*** Block opens ***

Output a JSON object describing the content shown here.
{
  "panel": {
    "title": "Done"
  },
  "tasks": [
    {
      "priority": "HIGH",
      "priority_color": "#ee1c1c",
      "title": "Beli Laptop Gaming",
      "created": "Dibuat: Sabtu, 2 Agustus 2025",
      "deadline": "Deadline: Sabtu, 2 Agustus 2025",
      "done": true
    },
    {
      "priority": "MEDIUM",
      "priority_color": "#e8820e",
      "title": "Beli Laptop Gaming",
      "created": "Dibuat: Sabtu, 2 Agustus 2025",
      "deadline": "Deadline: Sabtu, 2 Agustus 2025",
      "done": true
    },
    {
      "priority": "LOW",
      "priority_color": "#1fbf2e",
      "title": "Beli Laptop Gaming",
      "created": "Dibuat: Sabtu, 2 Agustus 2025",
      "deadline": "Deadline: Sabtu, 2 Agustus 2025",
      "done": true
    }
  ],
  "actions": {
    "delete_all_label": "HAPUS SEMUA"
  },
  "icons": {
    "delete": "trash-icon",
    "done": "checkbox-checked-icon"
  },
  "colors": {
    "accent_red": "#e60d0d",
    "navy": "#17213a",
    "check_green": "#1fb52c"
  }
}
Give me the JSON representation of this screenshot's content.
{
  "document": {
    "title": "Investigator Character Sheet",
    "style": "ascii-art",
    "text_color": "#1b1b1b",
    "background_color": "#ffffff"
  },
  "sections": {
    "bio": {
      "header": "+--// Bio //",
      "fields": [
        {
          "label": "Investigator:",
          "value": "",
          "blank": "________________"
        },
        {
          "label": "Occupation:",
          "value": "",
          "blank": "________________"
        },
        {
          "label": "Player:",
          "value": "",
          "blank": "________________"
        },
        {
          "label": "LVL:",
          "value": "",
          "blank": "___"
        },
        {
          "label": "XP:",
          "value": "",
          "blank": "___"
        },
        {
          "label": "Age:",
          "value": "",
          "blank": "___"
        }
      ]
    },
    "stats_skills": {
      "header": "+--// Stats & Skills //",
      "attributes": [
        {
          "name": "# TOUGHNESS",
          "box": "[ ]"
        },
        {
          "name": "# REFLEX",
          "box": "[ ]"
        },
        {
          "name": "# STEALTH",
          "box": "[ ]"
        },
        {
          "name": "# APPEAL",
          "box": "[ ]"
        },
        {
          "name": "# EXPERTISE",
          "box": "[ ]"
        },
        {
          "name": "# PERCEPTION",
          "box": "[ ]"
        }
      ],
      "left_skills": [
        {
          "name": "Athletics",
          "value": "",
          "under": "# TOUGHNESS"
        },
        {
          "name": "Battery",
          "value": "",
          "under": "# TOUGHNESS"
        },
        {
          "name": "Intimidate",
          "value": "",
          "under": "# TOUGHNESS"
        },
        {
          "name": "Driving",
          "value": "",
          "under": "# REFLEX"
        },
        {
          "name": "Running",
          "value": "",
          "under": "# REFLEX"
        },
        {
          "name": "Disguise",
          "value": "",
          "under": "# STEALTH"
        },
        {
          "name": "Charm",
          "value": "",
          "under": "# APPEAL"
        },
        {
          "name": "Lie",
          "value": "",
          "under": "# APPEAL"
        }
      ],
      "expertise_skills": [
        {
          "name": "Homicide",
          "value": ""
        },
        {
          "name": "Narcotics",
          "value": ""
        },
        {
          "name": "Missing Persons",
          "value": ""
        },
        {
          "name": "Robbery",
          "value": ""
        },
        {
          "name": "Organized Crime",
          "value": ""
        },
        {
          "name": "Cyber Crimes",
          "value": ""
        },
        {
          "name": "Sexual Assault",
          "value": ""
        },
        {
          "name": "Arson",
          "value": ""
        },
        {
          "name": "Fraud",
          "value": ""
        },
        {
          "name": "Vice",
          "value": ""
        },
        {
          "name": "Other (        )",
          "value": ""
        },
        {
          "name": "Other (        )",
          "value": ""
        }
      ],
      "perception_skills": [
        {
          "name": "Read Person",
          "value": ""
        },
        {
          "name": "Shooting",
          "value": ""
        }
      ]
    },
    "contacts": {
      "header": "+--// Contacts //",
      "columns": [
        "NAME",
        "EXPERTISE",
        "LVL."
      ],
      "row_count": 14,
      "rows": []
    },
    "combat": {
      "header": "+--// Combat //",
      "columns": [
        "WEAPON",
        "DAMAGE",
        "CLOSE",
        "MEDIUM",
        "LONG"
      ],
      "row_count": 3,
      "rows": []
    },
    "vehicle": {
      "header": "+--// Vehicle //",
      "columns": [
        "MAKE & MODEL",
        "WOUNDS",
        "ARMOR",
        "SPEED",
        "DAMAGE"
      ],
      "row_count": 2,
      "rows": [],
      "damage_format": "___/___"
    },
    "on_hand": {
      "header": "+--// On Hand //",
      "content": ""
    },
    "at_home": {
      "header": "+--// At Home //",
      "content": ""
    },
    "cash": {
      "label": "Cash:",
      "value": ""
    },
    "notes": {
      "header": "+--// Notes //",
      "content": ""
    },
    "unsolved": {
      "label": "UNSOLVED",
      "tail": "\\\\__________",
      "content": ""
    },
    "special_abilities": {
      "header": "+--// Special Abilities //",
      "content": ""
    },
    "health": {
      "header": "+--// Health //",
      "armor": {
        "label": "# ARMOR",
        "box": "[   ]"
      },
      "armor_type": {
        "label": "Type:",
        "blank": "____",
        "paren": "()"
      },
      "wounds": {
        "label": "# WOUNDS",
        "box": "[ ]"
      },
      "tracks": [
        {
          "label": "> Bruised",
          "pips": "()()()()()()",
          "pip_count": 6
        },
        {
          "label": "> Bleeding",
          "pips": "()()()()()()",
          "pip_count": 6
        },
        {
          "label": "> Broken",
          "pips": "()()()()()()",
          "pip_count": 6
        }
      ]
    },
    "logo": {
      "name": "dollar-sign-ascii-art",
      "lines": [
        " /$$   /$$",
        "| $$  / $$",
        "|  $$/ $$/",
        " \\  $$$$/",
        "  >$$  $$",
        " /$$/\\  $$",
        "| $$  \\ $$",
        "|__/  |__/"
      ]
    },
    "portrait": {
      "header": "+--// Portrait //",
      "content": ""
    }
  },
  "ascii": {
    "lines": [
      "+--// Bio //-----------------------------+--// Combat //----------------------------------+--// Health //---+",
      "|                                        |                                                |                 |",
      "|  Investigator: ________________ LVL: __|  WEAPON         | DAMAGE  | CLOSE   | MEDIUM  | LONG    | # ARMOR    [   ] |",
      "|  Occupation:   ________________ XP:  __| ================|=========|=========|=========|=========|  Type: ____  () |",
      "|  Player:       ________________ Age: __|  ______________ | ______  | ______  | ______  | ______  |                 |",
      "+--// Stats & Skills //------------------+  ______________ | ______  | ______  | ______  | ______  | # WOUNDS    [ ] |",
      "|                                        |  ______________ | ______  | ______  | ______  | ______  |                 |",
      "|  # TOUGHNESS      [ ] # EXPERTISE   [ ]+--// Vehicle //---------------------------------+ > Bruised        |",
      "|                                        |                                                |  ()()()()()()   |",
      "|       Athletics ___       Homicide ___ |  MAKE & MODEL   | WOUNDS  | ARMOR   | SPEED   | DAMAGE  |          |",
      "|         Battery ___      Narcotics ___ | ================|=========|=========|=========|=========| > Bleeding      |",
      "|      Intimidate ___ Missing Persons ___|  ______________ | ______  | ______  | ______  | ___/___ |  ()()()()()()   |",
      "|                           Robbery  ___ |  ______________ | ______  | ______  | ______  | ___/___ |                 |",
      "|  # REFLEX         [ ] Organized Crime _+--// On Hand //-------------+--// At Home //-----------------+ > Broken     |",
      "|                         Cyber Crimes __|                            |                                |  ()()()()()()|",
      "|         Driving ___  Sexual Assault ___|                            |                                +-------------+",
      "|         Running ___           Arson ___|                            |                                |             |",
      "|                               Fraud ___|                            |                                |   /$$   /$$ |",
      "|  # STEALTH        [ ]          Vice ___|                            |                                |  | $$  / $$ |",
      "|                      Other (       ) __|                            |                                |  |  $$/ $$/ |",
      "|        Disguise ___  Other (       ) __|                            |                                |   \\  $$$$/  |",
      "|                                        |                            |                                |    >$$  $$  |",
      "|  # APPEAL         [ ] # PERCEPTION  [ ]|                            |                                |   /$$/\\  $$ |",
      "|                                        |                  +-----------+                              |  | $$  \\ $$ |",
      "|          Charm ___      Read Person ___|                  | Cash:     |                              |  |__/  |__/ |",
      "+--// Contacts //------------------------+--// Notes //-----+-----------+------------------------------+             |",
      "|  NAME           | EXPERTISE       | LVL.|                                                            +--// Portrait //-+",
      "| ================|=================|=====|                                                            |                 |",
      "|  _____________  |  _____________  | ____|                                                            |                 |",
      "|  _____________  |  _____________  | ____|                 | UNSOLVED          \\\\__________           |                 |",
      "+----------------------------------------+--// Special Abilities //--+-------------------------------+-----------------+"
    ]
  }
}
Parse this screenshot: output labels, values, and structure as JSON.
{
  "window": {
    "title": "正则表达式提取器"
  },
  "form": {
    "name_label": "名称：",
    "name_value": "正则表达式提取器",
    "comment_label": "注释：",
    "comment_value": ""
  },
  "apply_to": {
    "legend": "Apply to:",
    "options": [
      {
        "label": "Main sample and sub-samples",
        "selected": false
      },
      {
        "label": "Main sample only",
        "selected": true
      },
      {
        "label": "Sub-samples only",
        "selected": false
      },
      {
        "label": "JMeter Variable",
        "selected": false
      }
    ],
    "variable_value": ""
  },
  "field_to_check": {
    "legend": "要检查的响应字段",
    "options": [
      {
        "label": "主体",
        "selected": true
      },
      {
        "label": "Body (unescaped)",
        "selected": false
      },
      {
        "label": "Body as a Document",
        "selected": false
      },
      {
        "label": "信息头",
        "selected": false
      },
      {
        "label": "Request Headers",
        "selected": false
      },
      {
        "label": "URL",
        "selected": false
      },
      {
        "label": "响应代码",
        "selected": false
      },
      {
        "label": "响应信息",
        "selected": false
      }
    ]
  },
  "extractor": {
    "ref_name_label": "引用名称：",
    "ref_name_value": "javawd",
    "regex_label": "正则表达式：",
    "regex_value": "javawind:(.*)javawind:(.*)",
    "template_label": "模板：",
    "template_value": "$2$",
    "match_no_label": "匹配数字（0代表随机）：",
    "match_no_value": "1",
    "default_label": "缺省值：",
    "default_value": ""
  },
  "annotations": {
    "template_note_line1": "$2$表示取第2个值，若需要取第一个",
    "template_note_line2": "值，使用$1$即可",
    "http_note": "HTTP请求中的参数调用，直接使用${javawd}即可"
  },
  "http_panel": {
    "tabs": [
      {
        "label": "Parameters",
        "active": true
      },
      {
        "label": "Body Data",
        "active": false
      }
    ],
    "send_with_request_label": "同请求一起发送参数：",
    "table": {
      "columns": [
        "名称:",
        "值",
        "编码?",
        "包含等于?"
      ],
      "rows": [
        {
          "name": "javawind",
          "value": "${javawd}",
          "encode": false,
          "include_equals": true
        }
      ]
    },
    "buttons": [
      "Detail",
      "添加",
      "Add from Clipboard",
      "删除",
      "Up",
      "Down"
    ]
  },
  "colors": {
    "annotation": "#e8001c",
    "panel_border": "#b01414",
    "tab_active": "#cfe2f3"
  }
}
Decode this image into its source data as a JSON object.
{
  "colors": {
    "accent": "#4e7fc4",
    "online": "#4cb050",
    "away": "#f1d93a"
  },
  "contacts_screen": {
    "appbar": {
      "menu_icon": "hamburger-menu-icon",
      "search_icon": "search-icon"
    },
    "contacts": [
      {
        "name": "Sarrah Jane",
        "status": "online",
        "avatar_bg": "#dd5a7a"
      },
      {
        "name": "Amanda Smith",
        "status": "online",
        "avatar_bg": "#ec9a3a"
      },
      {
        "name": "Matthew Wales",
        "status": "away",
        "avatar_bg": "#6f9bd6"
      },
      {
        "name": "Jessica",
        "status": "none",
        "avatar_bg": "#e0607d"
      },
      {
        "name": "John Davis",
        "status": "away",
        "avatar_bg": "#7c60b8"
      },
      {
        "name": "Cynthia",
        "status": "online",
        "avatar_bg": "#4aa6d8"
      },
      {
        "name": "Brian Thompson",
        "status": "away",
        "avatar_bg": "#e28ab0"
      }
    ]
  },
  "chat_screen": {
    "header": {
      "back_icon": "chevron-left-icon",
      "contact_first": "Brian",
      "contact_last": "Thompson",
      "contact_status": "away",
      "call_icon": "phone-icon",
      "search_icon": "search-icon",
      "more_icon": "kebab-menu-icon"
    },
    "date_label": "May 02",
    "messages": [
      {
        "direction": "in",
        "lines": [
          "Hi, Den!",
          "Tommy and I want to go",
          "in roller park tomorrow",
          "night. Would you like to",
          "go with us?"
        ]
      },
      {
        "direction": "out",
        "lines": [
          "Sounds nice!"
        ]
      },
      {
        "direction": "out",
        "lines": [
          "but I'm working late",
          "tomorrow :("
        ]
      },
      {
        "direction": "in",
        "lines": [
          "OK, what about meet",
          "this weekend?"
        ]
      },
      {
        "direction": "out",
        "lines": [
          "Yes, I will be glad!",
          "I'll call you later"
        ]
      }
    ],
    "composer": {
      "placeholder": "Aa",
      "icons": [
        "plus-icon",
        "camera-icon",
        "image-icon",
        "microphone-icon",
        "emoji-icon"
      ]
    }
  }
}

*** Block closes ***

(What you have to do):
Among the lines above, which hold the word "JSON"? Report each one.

(Completed exercise):
Output a JSON object describing the content shown here.
Give me the JSON representation of this screenshot's content.
Parse this screenshot: output labels, values, and structure as JSON.
Decode this image into its source data as a JSON object.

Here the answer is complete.